Decrease in air-sea CO2 fluxes caused by persistent marine heatwaves

Type Article
Date 2022-12
Language English
Author(s) Mignot AlexandreORCID1, von Schuckmann Karina1, Landschützer Peter2, Gasparin Florent1, Van Gennip Simon1, Perruche CoralieORCID1, Lamouroux Julien1, Amm Tristan1
Affiliation(s) 1 : Mercator Océan International, Toulouse, France
2 : Max Planck Institute for Meteorology, Hamburg, Germany
Source Nature Communications (2041-1723) (Springer Science and Business Media LLC), 2022-12 , Vol. 13 , N. 1 , P. 4300 (9p.)
DOI 10.1038/s41467-022-31983-0
Keyword(s) Marine chemistry, Physical oceanography

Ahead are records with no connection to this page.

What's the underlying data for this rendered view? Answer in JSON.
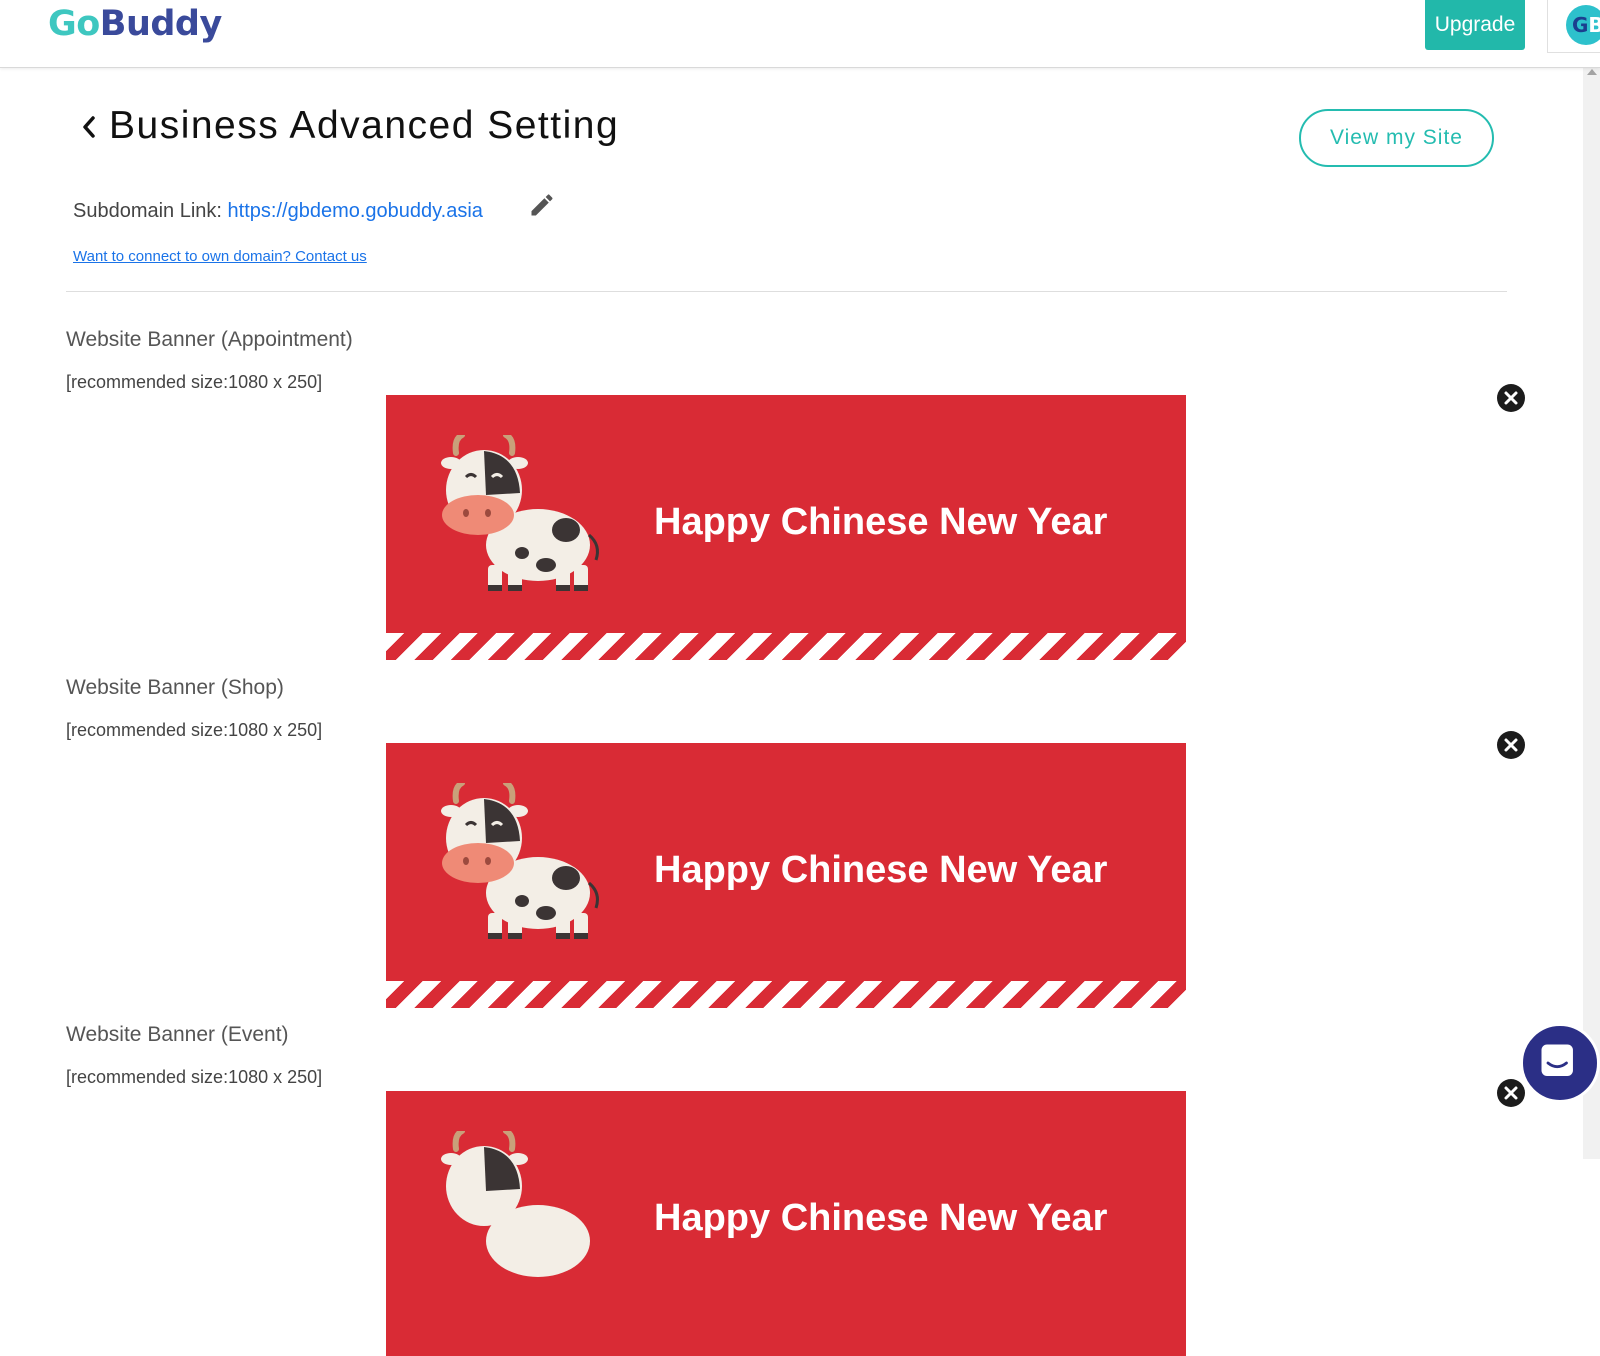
{
  "header": {
    "logo_go": "Go",
    "logo_buddy": "Buddy",
    "upgrade_label": "Upgrade",
    "avatar_initials_1": "G",
    "avatar_initials_2": "B"
  },
  "page": {
    "title": "Business Advanced Setting",
    "view_site_label": "View my Site",
    "subdomain_label": "Subdomain Link: ",
    "subdomain_url": "https://gbdemo.gobuddy.asia",
    "connect_domain_link": "Want to connect to own domain? Contact us"
  },
  "banners": [
    {
      "label": "Website Banner (Appointment)",
      "size_hint": "[recommended size:1080 x 250]",
      "banner_text": "Happy Chinese New Year"
    },
    {
      "label": "Website Banner (Shop)",
      "size_hint": "[recommended size:1080 x 250]",
      "banner_text": "Happy Chinese New Year"
    },
    {
      "label": "Website Banner (Event)",
      "size_hint": "[recommended size:1080 x 250]",
      "banner_text": "Happy Chinese New Year"
    }
  ],
  "icons": {
    "back": "chevron-left-icon",
    "edit": "pencil-icon",
    "remove": "close-circle-icon",
    "chat": "chat-icon"
  },
  "colors": {
    "brand_teal": "#22b8aa",
    "brand_navy": "#3a4a9b",
    "banner_red": "#d92b35",
    "link_blue": "#1a73e8",
    "chat_bubble": "#2b2f86"
  }
}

Regional processes play a key role in the global carbon budget. Major ocean CO2 uptake at mid-latitudes counteracts CO2 release in the tropics, which is modulated by episodes of marine heatwaves. Yet, we lack essential knowledge on persistent marine heatwaves, and their effect on the CO2 sensitive areas. Here we show, using a 1985–2017 joint analysis of reconstructions, ocean reanalysis and in situ and satellite data, that persistent marine heatwaves occur in major CO2 uptake and release areas. Average air-sea CO2 flux density changes from persistent marine heatwaves are strongest in the Pacific Ocean with a 40 ± 9% reduction in CO2 release in the tropics linked to ENSO, and a reduction in CO2 uptake of 29 ± 11% in the North Pacific over the study period. These results provide new insights into the interplay of extreme variability and a critical regulating ocean ecosystem service, and pave the way for future investigations on its evolution under climate change.

Full Text
File Pages Size Access
Publisher's official version 9 1 MB Open access
Supplementary Information 13 1 MB Open access
Top of the page